CINCINNATI — As Councilmember Chris Seelbach wraps up his 10 years at City Hall, he says a lot has changed when it comes to equality in Cincinnati.
“I don’t think it’s a big deal anymore, in most communities, that you’re LGBTQ,” said Seelbach.
Seelbach was elected and sworn into council in 2011, becoming the first openly-gay person to serve on city council.
“To elect an openly LGBTQ person 10 years ago was a major deal,” he said. “Cincinnati had been losing population for 65 years and I think one of the reasons is because of a lack of effort on race and LGBTQ equality. People want a city that values people regardless of their differences.”
Tuesday, Seelbach chaired his final Equity, Inclusion, Youth & The Arts Committee, presenting about the progress made on LGBTQ issues over the last decade.
Under his leadership, the City of Cincinnati began including transgender inclusive health care coverage. And in 2015, council passed an ordinance that banned gay conversion therapy for children. Seelbach proposed that ordinance after a local transgender teenager committed suicide following conversion therapy.
“I know how harmful it is and I understand how it could lead to suicide,” said Seelbach.
In 2019 the City of Cincinnati raised a pride flag for the first time ever.
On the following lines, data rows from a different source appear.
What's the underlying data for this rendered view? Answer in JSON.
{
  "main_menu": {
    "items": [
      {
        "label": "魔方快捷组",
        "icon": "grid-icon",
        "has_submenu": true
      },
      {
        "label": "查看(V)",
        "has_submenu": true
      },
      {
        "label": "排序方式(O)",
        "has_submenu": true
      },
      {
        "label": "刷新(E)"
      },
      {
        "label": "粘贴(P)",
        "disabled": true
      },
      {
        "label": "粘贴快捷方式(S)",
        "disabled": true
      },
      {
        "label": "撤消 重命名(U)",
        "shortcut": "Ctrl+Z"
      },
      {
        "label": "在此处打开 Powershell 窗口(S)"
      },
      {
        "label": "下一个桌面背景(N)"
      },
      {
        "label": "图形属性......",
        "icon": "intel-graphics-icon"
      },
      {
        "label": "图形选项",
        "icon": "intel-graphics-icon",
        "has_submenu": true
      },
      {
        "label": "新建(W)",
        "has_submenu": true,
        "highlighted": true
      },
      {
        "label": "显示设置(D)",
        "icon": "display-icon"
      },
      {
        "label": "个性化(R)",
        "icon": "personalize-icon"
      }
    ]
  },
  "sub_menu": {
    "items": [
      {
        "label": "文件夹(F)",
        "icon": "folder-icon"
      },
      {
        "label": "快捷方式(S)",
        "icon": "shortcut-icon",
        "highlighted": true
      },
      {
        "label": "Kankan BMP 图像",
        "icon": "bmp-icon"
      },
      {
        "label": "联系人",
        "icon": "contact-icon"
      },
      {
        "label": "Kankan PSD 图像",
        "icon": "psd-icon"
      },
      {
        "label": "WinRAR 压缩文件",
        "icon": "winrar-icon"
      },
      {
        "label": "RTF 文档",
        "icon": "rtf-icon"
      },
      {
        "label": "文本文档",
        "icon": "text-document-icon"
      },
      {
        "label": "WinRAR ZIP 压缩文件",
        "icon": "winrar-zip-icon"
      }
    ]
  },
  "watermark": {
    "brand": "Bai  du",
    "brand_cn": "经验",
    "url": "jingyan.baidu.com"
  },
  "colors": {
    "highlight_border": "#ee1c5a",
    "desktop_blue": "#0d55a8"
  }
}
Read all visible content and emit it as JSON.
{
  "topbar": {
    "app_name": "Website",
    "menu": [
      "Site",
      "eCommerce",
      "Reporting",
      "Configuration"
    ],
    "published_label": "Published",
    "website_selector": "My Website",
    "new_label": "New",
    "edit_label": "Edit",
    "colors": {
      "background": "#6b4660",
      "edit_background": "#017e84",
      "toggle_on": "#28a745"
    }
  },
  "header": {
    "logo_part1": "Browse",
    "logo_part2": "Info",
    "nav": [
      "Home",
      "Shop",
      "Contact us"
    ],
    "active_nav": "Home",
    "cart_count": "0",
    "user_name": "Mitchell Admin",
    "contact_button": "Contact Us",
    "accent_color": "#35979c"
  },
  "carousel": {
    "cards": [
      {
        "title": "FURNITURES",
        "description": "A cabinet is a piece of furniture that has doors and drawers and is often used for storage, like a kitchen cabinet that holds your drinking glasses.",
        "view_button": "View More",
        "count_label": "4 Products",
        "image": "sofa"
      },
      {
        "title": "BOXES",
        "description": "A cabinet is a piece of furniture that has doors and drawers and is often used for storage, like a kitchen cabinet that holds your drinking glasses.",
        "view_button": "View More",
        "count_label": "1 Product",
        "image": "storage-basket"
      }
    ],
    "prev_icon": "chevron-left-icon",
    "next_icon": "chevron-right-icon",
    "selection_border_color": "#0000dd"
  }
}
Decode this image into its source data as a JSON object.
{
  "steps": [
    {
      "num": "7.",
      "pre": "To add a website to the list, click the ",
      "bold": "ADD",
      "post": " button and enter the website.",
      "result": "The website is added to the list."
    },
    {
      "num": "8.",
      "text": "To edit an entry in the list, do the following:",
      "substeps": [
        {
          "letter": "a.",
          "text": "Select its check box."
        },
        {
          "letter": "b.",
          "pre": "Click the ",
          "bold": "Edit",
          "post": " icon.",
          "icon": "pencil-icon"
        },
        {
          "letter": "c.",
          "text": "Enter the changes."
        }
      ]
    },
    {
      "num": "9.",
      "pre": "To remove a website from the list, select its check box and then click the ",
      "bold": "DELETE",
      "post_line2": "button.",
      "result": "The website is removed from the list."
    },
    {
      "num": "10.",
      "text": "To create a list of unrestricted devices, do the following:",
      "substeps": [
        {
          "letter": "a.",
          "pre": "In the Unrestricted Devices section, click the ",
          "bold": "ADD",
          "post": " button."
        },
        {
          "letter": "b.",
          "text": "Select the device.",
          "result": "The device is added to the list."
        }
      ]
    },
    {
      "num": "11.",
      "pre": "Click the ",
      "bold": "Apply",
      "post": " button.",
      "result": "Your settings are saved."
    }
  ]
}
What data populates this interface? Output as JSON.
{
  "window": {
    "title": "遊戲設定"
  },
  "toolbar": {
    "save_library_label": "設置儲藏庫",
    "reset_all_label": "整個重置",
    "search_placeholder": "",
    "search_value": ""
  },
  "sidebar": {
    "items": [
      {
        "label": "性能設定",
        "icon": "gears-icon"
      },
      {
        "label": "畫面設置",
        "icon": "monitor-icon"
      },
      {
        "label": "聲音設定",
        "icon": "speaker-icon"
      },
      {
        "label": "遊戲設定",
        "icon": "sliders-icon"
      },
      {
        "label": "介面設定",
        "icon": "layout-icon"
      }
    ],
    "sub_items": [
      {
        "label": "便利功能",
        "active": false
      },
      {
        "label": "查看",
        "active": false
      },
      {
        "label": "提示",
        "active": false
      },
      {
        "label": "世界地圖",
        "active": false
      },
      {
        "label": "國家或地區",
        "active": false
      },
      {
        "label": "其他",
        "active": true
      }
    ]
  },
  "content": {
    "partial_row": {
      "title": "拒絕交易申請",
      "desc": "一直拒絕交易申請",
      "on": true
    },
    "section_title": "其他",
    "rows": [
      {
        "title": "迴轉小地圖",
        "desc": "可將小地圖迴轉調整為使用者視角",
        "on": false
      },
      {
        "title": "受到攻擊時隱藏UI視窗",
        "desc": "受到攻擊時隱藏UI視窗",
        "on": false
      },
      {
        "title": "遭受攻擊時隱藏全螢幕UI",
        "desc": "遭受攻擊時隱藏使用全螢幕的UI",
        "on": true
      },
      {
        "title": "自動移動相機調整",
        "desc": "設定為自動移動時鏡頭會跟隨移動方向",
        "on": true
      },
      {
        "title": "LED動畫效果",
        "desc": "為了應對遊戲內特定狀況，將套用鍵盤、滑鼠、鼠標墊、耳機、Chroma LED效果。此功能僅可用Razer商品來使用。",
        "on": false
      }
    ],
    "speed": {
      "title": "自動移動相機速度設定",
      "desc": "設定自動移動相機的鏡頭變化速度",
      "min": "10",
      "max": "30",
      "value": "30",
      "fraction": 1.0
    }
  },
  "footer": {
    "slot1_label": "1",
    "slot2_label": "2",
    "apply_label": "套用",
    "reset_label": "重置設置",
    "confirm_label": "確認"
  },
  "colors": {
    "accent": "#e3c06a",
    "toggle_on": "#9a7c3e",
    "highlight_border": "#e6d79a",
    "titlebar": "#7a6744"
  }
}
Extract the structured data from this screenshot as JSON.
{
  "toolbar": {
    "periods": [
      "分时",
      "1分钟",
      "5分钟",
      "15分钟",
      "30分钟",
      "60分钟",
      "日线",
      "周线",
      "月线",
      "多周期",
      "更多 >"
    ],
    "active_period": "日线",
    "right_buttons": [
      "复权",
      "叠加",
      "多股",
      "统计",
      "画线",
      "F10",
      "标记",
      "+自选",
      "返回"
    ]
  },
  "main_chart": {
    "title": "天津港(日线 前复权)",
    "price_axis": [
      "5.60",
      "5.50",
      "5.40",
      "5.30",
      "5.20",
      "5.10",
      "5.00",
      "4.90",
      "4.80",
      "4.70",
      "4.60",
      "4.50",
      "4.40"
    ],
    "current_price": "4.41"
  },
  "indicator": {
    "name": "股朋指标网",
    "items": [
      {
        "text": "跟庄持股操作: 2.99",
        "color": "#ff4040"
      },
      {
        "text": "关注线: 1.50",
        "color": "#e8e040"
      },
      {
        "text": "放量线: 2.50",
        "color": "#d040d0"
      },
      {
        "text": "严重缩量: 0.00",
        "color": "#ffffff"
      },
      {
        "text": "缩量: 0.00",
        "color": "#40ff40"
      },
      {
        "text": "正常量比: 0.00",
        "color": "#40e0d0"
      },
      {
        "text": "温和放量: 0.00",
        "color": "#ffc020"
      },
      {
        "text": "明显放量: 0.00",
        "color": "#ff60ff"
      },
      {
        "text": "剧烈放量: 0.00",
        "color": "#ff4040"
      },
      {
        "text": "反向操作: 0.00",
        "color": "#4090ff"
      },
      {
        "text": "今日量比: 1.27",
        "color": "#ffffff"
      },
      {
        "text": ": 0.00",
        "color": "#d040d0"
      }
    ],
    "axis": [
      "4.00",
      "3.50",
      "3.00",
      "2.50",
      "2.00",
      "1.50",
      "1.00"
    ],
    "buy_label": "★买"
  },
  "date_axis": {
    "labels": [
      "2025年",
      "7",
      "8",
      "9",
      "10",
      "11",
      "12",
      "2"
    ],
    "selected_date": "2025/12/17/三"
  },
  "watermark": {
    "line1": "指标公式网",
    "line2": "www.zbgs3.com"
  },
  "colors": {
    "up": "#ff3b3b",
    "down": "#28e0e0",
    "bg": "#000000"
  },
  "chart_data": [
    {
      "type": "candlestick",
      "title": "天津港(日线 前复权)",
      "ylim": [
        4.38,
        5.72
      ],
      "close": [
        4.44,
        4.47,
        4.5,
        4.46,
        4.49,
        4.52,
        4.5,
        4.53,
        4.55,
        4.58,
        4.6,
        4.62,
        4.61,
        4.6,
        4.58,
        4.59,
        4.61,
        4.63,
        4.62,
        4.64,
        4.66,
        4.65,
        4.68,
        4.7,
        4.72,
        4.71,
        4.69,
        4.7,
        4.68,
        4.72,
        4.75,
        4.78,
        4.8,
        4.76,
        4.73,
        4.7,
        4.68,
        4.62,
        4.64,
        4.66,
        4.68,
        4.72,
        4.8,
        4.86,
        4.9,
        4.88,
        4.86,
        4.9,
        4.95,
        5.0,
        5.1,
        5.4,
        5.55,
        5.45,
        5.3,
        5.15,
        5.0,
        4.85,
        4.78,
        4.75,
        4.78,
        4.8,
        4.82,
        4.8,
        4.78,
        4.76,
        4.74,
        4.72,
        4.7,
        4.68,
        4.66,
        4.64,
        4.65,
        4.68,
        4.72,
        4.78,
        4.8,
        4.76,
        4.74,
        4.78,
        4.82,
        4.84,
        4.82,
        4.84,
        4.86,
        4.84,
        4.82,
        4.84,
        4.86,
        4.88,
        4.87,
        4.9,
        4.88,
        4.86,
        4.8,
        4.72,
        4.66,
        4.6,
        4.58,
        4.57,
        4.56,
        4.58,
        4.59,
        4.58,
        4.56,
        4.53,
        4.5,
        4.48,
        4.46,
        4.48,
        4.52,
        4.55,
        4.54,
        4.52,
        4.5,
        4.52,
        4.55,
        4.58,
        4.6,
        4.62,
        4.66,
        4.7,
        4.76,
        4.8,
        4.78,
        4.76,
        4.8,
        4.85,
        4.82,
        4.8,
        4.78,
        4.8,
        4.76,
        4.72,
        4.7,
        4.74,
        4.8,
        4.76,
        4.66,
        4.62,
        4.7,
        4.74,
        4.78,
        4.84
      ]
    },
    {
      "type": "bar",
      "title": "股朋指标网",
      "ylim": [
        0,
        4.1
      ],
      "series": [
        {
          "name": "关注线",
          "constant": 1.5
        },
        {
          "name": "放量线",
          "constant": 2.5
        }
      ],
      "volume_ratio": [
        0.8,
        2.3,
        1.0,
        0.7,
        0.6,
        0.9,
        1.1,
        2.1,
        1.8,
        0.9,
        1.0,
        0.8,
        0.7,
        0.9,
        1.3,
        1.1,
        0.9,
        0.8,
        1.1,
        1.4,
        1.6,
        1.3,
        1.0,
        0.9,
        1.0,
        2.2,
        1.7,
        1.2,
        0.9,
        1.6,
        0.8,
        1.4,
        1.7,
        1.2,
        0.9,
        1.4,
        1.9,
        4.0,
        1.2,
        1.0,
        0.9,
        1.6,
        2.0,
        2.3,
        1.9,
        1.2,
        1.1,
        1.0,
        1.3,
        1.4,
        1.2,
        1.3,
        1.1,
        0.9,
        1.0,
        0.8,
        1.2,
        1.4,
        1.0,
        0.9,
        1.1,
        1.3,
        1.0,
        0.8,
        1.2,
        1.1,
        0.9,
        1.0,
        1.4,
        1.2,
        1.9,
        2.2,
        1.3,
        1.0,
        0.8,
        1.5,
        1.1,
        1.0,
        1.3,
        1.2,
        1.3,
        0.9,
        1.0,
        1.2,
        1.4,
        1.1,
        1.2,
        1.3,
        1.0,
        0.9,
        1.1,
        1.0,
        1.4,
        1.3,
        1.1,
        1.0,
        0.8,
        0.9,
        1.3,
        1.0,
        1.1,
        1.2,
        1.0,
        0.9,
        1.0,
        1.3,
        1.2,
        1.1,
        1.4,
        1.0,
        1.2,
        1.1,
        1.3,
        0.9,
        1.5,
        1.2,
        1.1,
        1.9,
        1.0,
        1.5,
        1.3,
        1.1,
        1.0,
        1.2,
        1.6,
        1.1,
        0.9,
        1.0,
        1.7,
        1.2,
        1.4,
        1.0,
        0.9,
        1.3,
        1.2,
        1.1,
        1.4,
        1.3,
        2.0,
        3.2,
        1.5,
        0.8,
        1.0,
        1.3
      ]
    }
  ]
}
“For a community that is historically demonized and fired and harassed and beaten just because of who you love and who you are, to see your government proudly displaying the flag that represents you, it means something to people,” said the councilmember.
“I’ll say in the time I’ve been back in the city, we’ve seen some pretty drastic changes,” said Andrew Bare, National Board of governor with the Human Rights Campaign. “And I think what is important to recognize is change isn’t always in the legislation, but what we see in the community.”
Bare points to the honorary street naming at Seventh and Plum, which is now called Cincinnati Pride Way, as a big step in inclusivity. So is the rainbow crosswalk in Over-the-Rhine and the requirement of gender-neutral bathrooms for single-use restrooms in the city.
Plus, Cincinnati received a perfect score of 100 on the Municipal Equality Index scorecard prepared by the Human Rights Campaign.
However, Bare said there is more work that needs to be done.
“We need to continue to be a city that represents what is important to not only our small community of Cincinnati, but what should be important to Ohioans,” he said, pointing specifically at the need to expand LGBTQ rights statewide.
“Currently living in Cincinnati, I cannot be fired from my job (for being gay),” said Bare. “But, if I visit family in West Union, say, the laws are all different.”
Bare is hopeful the incoming leadership at City Hall will continue representing the LGBTQ community.
So does Seelbach.
“I think it matters that you have representation in government, because the votes for what I’ve done, they were always there. They were there before I was elected. No one made it a priority to introduce the legislation. That’s why representation is so important to government,” said Seelbach.
“It took courage, it took mean tweets, it took a lot to get where we are today, where we are leading the country on LGBTQ plus equality,” he said.